Another example is John, a 45-year-old man who had been living with severe OCD since his teenage years. Through ACT therapy, John learned to defuse from his intrusive thoughts and view them as passing mental events rather than absolute truths. By practicing mindfulness techniques, he developed the ability to observe his thoughts and emotions without getting entangled in them. John also worked on identifying his core values and took steps to pursue a meaningful life, despite the presence of OCD symptoms. Over time, he experienced a reduction in anxiety and an increase in psychological flexibility.
These real-life examples demonstrate the transformative power of ACT therapy for individuals with OCD. By incorporating acceptance and mindfulness-based techniques, individuals can learn to relate to their obsessions and compulsions in a different way, enabling them to lead a fulfilling life even in the presence of OCD symptoms.
Research Findings and Evidence-Based Practice
Numerous studies have investigated the efficacy of ACT therapy for OCD, providing empirical evidence of its effectiveness. Research findings indicate that ACT therapy can lead to significant improvements in OCD symptoms, overall functioning, and quality of life.
A meta-analysis conducted by Smith et al. (2019) examined the outcomes of various psychological interventions for OCD, including ACT therapy. The analysis revealed that ACT therapy was effective in reducing OCD symptoms, anxiety, and depression, and improving overall well-being. The findings support the use of ACT therapy as an evidence-based practice in the treatment of OCD.

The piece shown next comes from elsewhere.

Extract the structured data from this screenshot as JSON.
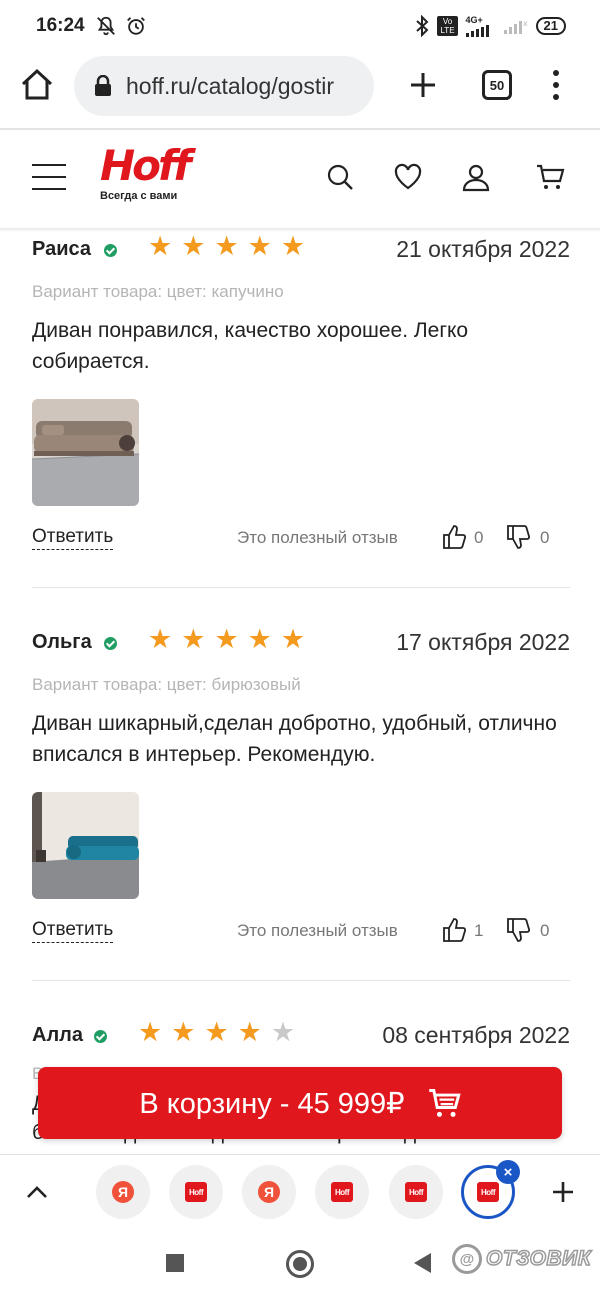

Another study by Powers et al. (2018) compared the effectiveness of ACT therapy with traditional cognitive-behavioral therapy (CBT) for OCD. The results showed that both ACT therapy and CBT were effective in reducing OCD symptoms. However, ACT therapy demonstrated greater improvements in psychological flexibility and acceptance of distressing thoughts and emotions. These findings suggest that ACT therapy may offer unique benefits for individuals with OCD.
The success stories and research findings highlight the potential of ACT therapy as a valuable treatment approach for OCD. By incorporating acceptance, mindfulness, and values-based action, ACT therapy provides individuals with practical tools to effectively manage their OCD symptoms and enhance their overall well-being.